One of the more unusual "stalls" at the Shaxi Friday market was this one, consisting of two bags of hair and a scale. Quite likely, this purchased hair would be made into wigs. I wonder how much the seller received for the hair. Would she receive a higher price for longer pieces, or did it go simply by the weight?

It made me think of the large amounts of hair that is generated at Hindu temples (most Hindus have their head shaved at least once in their lifetime and some donate it multiple times to show their piety).

Thursday, September 10, 2015

Yujin Qiao Bridge

Follow the east gate out of Shaxi, and you will encounter a bridge along the river.  This classic humpback stone bridge marks the same path that traders used on the tea-horse trail.

The shape of the bridge reminded me of the 400 yr old bridge in Mostar, Bosnia - the largest single-stone bridge in the world. Although both bridges are set amongst a picturesque scene, the Yujin bridge was very quiet  and was not a tragic victim of a civil war. 

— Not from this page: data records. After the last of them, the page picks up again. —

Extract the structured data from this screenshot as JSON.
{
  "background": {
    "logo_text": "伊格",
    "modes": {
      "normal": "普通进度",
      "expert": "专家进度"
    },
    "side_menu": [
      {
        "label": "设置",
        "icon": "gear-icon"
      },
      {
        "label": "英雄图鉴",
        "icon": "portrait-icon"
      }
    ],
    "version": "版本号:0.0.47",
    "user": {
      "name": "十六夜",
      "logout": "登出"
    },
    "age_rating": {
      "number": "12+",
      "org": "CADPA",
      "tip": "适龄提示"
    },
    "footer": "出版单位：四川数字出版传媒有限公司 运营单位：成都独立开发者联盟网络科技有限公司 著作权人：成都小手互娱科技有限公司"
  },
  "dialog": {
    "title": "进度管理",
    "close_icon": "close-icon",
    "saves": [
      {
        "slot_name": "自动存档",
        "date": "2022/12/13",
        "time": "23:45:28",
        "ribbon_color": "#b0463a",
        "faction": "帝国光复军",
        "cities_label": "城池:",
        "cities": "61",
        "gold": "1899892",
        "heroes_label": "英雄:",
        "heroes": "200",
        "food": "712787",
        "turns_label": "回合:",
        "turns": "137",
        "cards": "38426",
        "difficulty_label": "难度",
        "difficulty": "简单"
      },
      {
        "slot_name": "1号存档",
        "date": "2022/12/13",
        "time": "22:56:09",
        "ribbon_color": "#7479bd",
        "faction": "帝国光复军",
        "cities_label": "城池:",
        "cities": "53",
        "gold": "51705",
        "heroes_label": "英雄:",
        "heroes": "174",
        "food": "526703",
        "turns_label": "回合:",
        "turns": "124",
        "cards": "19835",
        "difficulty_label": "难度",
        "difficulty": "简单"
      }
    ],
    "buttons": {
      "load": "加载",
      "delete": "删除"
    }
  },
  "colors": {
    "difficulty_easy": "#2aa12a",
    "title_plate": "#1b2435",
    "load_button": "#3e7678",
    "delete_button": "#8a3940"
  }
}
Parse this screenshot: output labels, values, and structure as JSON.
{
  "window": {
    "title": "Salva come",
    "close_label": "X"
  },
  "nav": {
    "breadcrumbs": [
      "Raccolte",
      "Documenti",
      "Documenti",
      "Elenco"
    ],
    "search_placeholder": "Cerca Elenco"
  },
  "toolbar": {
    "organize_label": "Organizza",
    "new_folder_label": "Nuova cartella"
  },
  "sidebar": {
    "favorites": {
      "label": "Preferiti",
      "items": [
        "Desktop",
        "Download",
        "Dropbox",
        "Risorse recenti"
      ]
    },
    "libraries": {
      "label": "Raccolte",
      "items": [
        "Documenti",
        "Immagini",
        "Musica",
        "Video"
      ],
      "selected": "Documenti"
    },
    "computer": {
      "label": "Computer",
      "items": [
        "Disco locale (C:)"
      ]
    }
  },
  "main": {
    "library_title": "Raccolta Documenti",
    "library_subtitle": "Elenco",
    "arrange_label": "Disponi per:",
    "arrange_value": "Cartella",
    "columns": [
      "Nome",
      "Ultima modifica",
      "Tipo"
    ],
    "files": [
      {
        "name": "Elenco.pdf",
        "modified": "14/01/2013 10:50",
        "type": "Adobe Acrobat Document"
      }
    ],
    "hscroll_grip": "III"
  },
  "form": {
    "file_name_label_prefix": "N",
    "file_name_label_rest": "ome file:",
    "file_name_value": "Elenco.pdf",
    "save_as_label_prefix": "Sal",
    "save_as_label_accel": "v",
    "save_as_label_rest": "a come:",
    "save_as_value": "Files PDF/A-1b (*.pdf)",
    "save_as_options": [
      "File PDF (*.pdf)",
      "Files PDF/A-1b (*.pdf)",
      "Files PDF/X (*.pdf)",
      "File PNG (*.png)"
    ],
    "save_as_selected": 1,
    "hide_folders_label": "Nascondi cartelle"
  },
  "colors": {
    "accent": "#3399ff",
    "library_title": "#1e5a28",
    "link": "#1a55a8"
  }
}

Tuesday, September 08, 2015

Me and My Goats

Along with the Friday Market, there also was a bit of action happening outside the gateway to Shaxi. Here, a livestock market was actively underway. Men and women were actively engaged in inspecting and haggling over cows, goats, and pigs.

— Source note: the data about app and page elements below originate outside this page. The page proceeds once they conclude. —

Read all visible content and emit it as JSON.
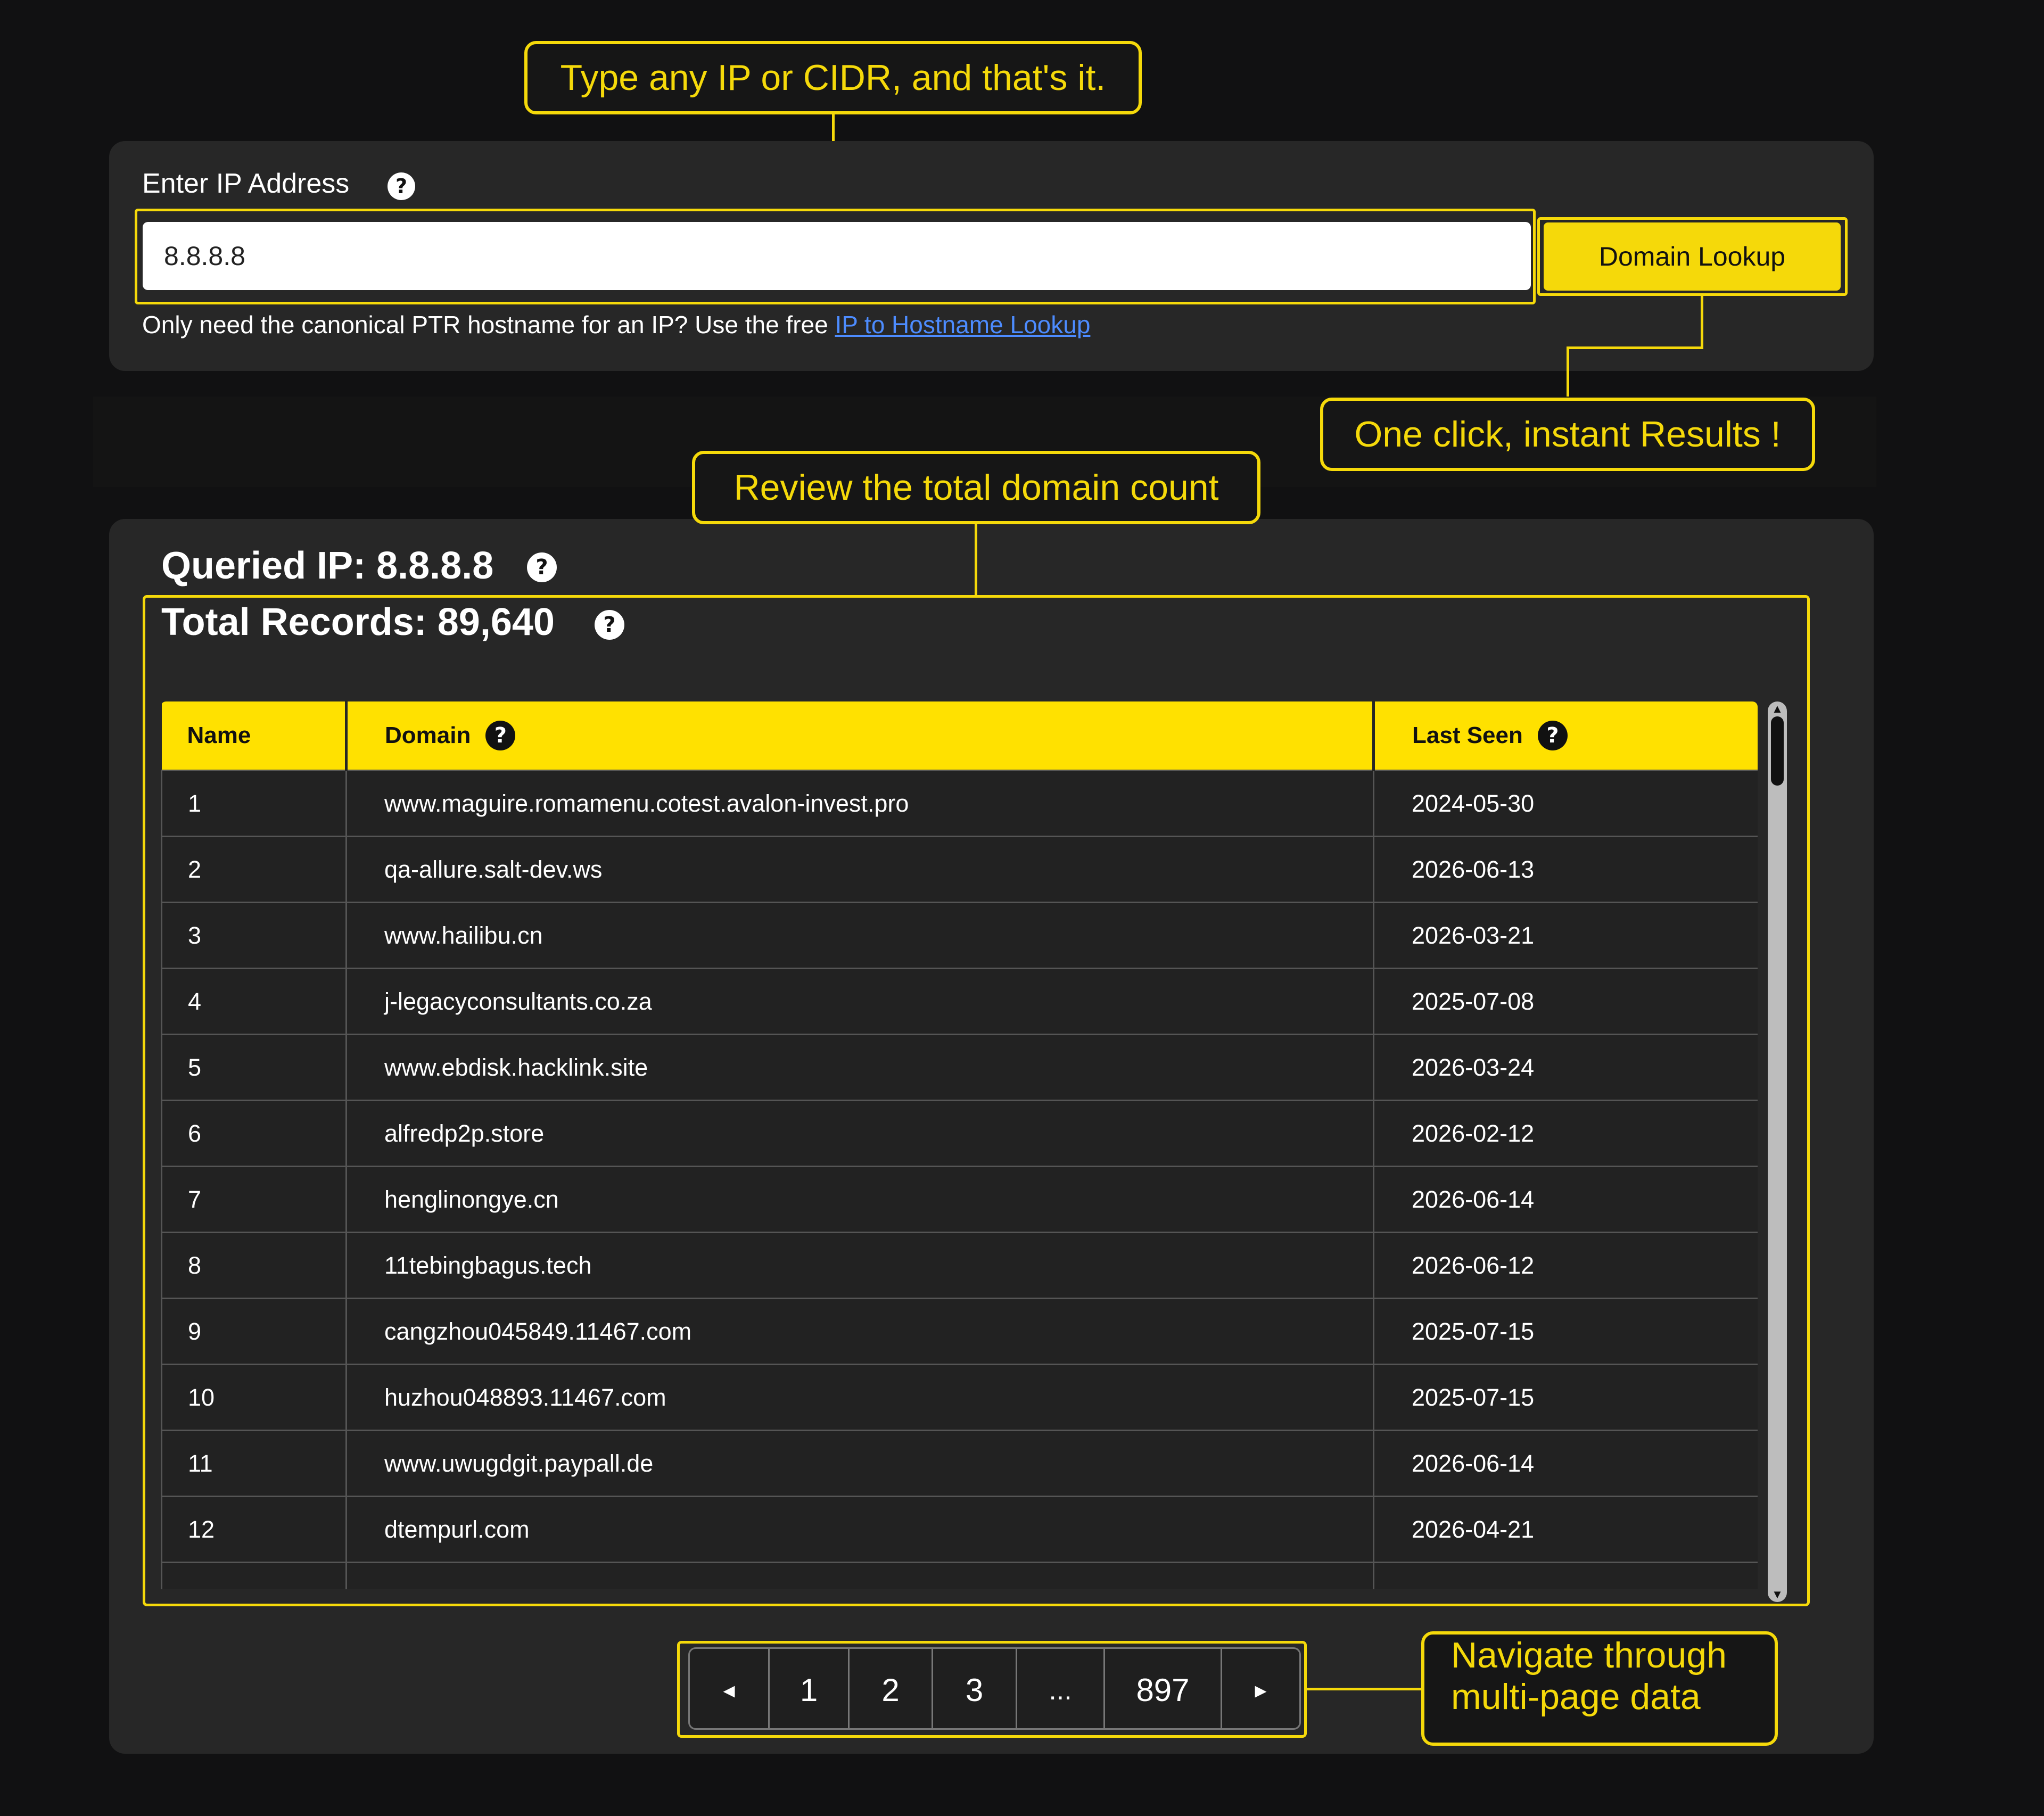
{
  "callouts": {
    "type": "Type any IP or CIDR, and that's it.",
    "click": "One click, instant Results !",
    "review": "Review the total domain count",
    "navigate_line1": "Navigate through",
    "navigate_line2": "multi-page data"
  },
  "input_panel": {
    "label": "Enter IP Address",
    "help_glyph": "?",
    "ip_value": "8.8.8.8",
    "button_label": "Domain Lookup",
    "hint_prefix": "Only need the canonical PTR hostname for an IP? Use the free ",
    "hint_link": "IP to Hostname Lookup"
  },
  "results": {
    "queried_ip": "Queried IP: 8.8.8.8",
    "total_records": "Total Records: 89,640",
    "columns": {
      "name": "Name",
      "domain": "Domain",
      "last_seen": "Last Seen"
    },
    "rows": [
      {
        "name": "1",
        "domain": "www.maguire.romamenu.cotest.avalon-invest.pro",
        "last_seen": "2024-05-30"
      },
      {
        "name": "2",
        "domain": "qa-allure.salt-dev.ws",
        "last_seen": "2026-06-13"
      },
      {
        "name": "3",
        "domain": "www.hailibu.cn",
        "last_seen": "2026-03-21"
      },
      {
        "name": "4",
        "domain": "j-legacyconsultants.co.za",
        "last_seen": "2025-07-08"
      },
      {
        "name": "5",
        "domain": "www.ebdisk.hacklink.site",
        "last_seen": "2026-03-24"
      },
      {
        "name": "6",
        "domain": "alfredp2p.store",
        "last_seen": "2026-02-12"
      },
      {
        "name": "7",
        "domain": "henglinongye.cn",
        "last_seen": "2026-06-14"
      },
      {
        "name": "8",
        "domain": "11tebingbagus.tech",
        "last_seen": "2026-06-12"
      },
      {
        "name": "9",
        "domain": "cangzhou045849.11467.com",
        "last_seen": "2025-07-15"
      },
      {
        "name": "10",
        "domain": "huzhou048893.11467.com",
        "last_seen": "2025-07-15"
      },
      {
        "name": "11",
        "domain": "www.uwugdgit.paypall.de",
        "last_seen": "2026-06-14"
      },
      {
        "name": "12",
        "domain": "dtempurl.com",
        "last_seen": "2026-04-21"
      },
      {
        "name": "",
        "domain": "",
        "last_seen": ""
      }
    ]
  },
  "pagination": {
    "prev": "◂",
    "pages": [
      "1",
      "2",
      "3",
      "...",
      "897"
    ],
    "next": "▸"
  },
  "colors": {
    "accent": "#f5d90a",
    "header": "#ffe100",
    "link": "#4d8cff",
    "panel": "#272727"
  }
}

Some of the pigs were not too pleased about the transaction. The large pigs protested as they were loaded up onto the trucks by their ear.  Despite the pigs' complaining, it did appear that the livestock were healthy and well cared-for.

As with the market in town, the livestock market felt very local and authentic - exactly what I wanted to see. 

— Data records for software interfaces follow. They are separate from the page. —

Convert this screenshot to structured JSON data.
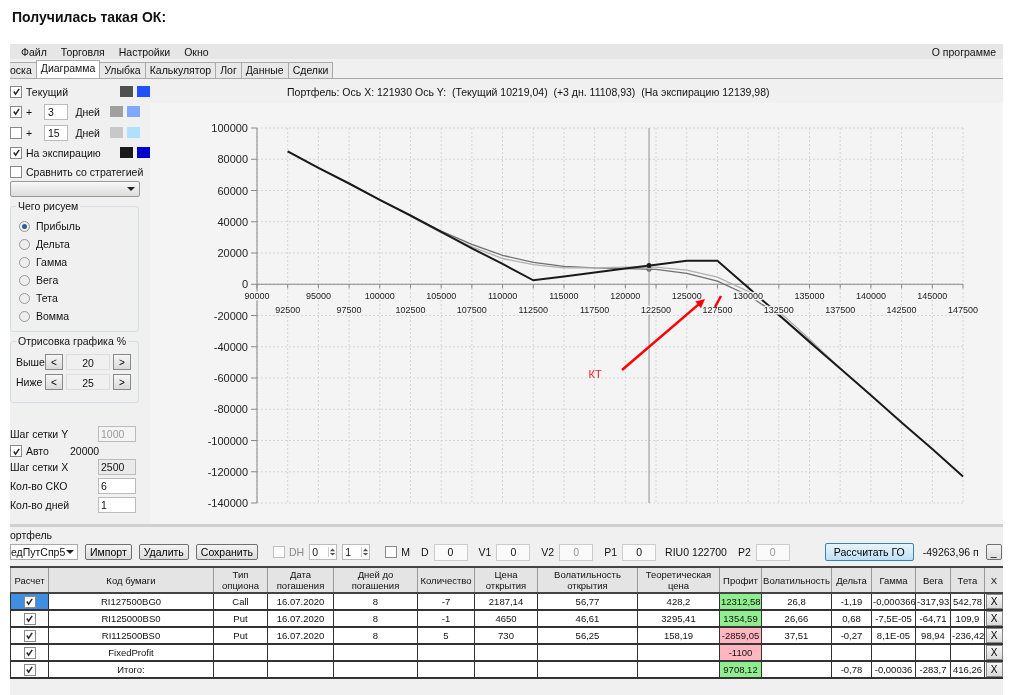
{
  "heading": "Получилась такая ОК:",
  "menu": [
    "Файл",
    "Торговля",
    "Настройки",
    "Окно"
  ],
  "menu_right": "О программе",
  "tabs": [
    {
      "label": "оска",
      "selected": false
    },
    {
      "label": "Диаграмма",
      "selected": true
    },
    {
      "label": "Улыбка",
      "selected": false
    },
    {
      "label": "Калькулятор",
      "selected": false
    },
    {
      "label": "Лог",
      "selected": false
    },
    {
      "label": "Данные",
      "selected": false
    },
    {
      "label": "Сделки",
      "selected": false
    }
  ],
  "curves": [
    {
      "kind": "plain",
      "label": "Текущий",
      "checked": true,
      "swatches": [
        {
          "color": "#505050"
        },
        {
          "color": "#2050ff"
        }
      ]
    },
    {
      "kind": "days",
      "plus": "+",
      "days": "3",
      "unit": "Дней",
      "checked": true,
      "swatches": [
        {
          "color": "#a0a0a0"
        },
        {
          "color": "#80a8ff"
        }
      ]
    },
    {
      "kind": "days",
      "plus": "+",
      "days": "15",
      "unit": "Дней",
      "checked": false,
      "swatches": [
        {
          "color": "#c8c8c8"
        },
        {
          "color": "#b0e0ff"
        }
      ]
    },
    {
      "kind": "plain",
      "label": "На экспирацию",
      "checked": true,
      "swatches": [
        {
          "color": "#1a1a1a"
        },
        {
          "color": "#0000cc"
        }
      ]
    }
  ],
  "compare": {
    "label": "Сравнить со стратегией",
    "checked": false
  },
  "draw_what": {
    "title": "Чего рисуем",
    "options": [
      {
        "label": "Прибыль",
        "selected": true
      },
      {
        "label": "Дельта",
        "selected": false
      },
      {
        "label": "Гамма",
        "selected": false
      },
      {
        "label": "Вега",
        "selected": false
      },
      {
        "label": "Тета",
        "selected": false
      },
      {
        "label": "Вомма",
        "selected": false
      }
    ]
  },
  "range": {
    "title": "Отрисовка графика %",
    "rows": [
      {
        "label": "Выше",
        "dec": "<",
        "value": "20",
        "inc": ">"
      },
      {
        "label": "Ниже",
        "dec": "<",
        "value": "25",
        "inc": ">"
      }
    ]
  },
  "grid": [
    {
      "kind": "field",
      "label": "Шаг сетки Y",
      "value": "1000",
      "disabled": true,
      "readonly": false
    },
    {
      "kind": "check",
      "label": "Авто",
      "checked": true,
      "value": "20000"
    },
    {
      "kind": "field",
      "label": "Шаг сетки X",
      "value": "2500",
      "disabled": false,
      "readonly": true
    },
    {
      "kind": "field",
      "label": "Кол-во СКО",
      "value": "6",
      "disabled": false,
      "readonly": false
    },
    {
      "kind": "field",
      "label": "Кол-во дней",
      "value": "1",
      "disabled": false,
      "readonly": false
    }
  ],
  "chart": {
    "lower_x_labels": [
      "92500",
      "97500",
      "102500",
      "107500",
      "112500",
      "117500",
      "122500",
      "127500",
      "132500",
      "137500",
      "142500",
      "147500"
    ],
    "title": "Портфель: Ось X: 121930 Ось Y:  (Текущий 10219,04)  (+3 дн. 11108,93)  (На экспирацию 12139,98)",
    "chart_data": {
      "type": "line",
      "x": [
        92500,
        95000,
        97500,
        100000,
        102500,
        105000,
        107500,
        110000,
        112500,
        115000,
        117500,
        120000,
        122500,
        125000,
        127500,
        130000,
        132500,
        135000,
        137500,
        140000,
        142500,
        145000,
        147500
      ],
      "series": [
        {
          "color": "#707070",
          "values": [
            85000,
            74500,
            64500,
            54000,
            44000,
            34000,
            25500,
            18500,
            14000,
            11500,
            10500,
            10000,
            9500,
            7000,
            2000,
            -7000,
            -20000,
            -36000,
            -54000,
            null,
            null,
            null,
            null
          ]
        },
        {
          "color": "#b0b0b0",
          "values": [
            null,
            null,
            null,
            null,
            43500,
            33000,
            24000,
            16500,
            12500,
            10500,
            10500,
            11000,
            11000,
            9000,
            4500,
            -4500,
            -17500,
            -35000,
            -54000,
            null,
            null,
            null,
            null
          ]
        },
        {
          "color": "#1a1a1a",
          "values": [
            85000,
            74500,
            64500,
            54000,
            44000,
            33500,
            23000,
            13000,
            2500,
            5000,
            7500,
            10000,
            12500,
            15000,
            15000,
            -2000,
            -19500,
            -37000,
            -54000,
            -71000,
            -88500,
            -105500,
            -123000
          ]
        }
      ],
      "xlim": [
        90000,
        147500
      ],
      "ylim": [
        -140000,
        100000
      ],
      "xticks": [
        90000,
        95000,
        100000,
        105000,
        110000,
        115000,
        120000,
        125000,
        130000,
        135000,
        140000,
        145000
      ],
      "yticks": [
        -140000,
        -120000,
        -100000,
        -80000,
        -60000,
        -40000,
        -20000,
        0,
        20000,
        40000,
        60000,
        80000,
        100000
      ],
      "grid": true,
      "ref_lines": [
        {
          "axis": "x",
          "value": 121930
        }
      ],
      "annotations": [
        "КТ"
      ]
    }
  },
  "portfolio": {
    "label": "ортфель",
    "toolbar": [
      {
        "kind": "dropdown",
        "value": "едПутСпр5"
      },
      {
        "kind": "button",
        "label": "Импорт"
      },
      {
        "kind": "button",
        "label": "Удалить"
      },
      {
        "kind": "button",
        "label": "Сохранить"
      },
      {
        "kind": "check",
        "label": "DH",
        "checked": false,
        "disabled": true
      },
      {
        "kind": "spinner",
        "value": "0"
      },
      {
        "kind": "spinner",
        "value": "1"
      },
      {
        "kind": "check",
        "label": "M",
        "checked": false,
        "disabled": false
      },
      {
        "kind": "field",
        "label": "D",
        "value": "0",
        "disabled": false
      },
      {
        "kind": "field",
        "label": "V1",
        "value": "0",
        "disabled": false
      },
      {
        "kind": "field",
        "label": "V2",
        "value": "0",
        "disabled": true
      },
      {
        "kind": "field",
        "label": "P1",
        "value": "0",
        "disabled": false
      },
      {
        "kind": "text",
        "text": "RIU0 122700"
      },
      {
        "kind": "field",
        "label": "P2",
        "value": "0",
        "disabled": true
      },
      {
        "kind": "primary-button",
        "label": "Рассчитать ГО"
      },
      {
        "kind": "text",
        "text": "-49263,96 п"
      },
      {
        "kind": "button",
        "label": "_"
      }
    ],
    "check_header": "Расчет",
    "columns": [
      "Код бумаги",
      "Тип опциона",
      "Дата погашения",
      "Дней до погашения",
      "Количество",
      "Цена открытия",
      "Волатильность открытия",
      "Теоретическая цена",
      "Профит",
      "Волатильность",
      "Дельта",
      "Гамма",
      "Вега",
      "Тета"
    ],
    "remove_header": "X",
    "rows": [
      {
        "checked": true,
        "selected": true,
        "color": "#90ee90",
        "remove": "X",
        "cells": [
          "RI127500BG0",
          "Call",
          "16.07.2020",
          "8",
          "-7",
          "2187,14",
          "56,77",
          "428,2",
          "12312,58",
          "26,8",
          "-1,19",
          "-0,000366",
          "-317,93",
          "542,78"
        ]
      },
      {
        "checked": true,
        "selected": false,
        "color": "#90ee90",
        "remove": "X",
        "cells": [
          "RI125000BS0",
          "Put",
          "16.07.2020",
          "8",
          "-1",
          "4650",
          "46,61",
          "3295,41",
          "1354,59",
          "26,66",
          "0,68",
          "-7,5E-05",
          "-64,71",
          "109,9"
        ]
      },
      {
        "checked": true,
        "selected": false,
        "color": "#ffb6c1",
        "remove": "X",
        "cells": [
          "RI112500BS0",
          "Put",
          "16.07.2020",
          "8",
          "5",
          "730",
          "56,25",
          "158,19",
          "-2859,05",
          "37,51",
          "-0,27",
          "8,1E-05",
          "98,94",
          "-236,42"
        ]
      },
      {
        "checked": true,
        "selected": false,
        "color": "#ffb6c1",
        "remove": "X",
        "cells": [
          "FixedProfit",
          null,
          null,
          null,
          null,
          null,
          null,
          null,
          "-1100",
          null,
          null,
          null,
          null,
          null
        ]
      },
      {
        "checked": true,
        "selected": false,
        "color": "#90ee90",
        "remove": "X",
        "cells": [
          "Итого:",
          null,
          null,
          null,
          null,
          null,
          null,
          null,
          "9708,12",
          null,
          "-0,78",
          "-0,00036",
          "-283,7",
          "416,26"
        ]
      }
    ]
  }
}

Sunday, September 06, 2015

Saturday, September 05, 2015

Shaxi Friday Market

A woman from the Yi minority group sets up her produce
 Visiting the markets in a town is a highlight for me. Produce and goods, transported on the backs, heads, livestock, and overburdened vehicles of vendors, reveals so much about the locals. Some traverse for quite a distance over difficult terrain to sell and buy. I love looking at the costumes worn by the locals and marvel at how they present their goods, no matter how meager the amounts.
Simple scales are still used
Colorful produce, some I've never seen before, are carefully arranged. A variety of fragrances intermix, further assaulting the senses. People struggle to be heard over the noise of chatting, bargaining, animals, and vehicles. 

Woven baskets, particularly used by the Bai people, are sold.
Although the tea-horse trading between Tibet and China no longer exists, the town of Shaxi, the last remaining market town on the Tea Horse trail, becomes alive during its Friday market. People from the Bai and Yi ethnic minority groups come down from their mountain villages to trade goods. Some came on foot or motorbike; others piled out of the back of small trucks or public vans. 

Both tropical and temperate produce tempted the eyes. Buyers had an overwhelming variety of mushrooms from which to choose. Local honey, hand-made rope, and cow bells competed for space with lightbulbs, traditional and machine-made clothing. Women carried woven baskets on their backs, while others hauled slaughtered pigs in a wheelbarrow. Emanating from a small radio, "Gangnam Style" competed for attention over the exchange of commerce and gossip.
Pork, including the snout, offered by a vendor
Care for a couple of eggs or a dozen?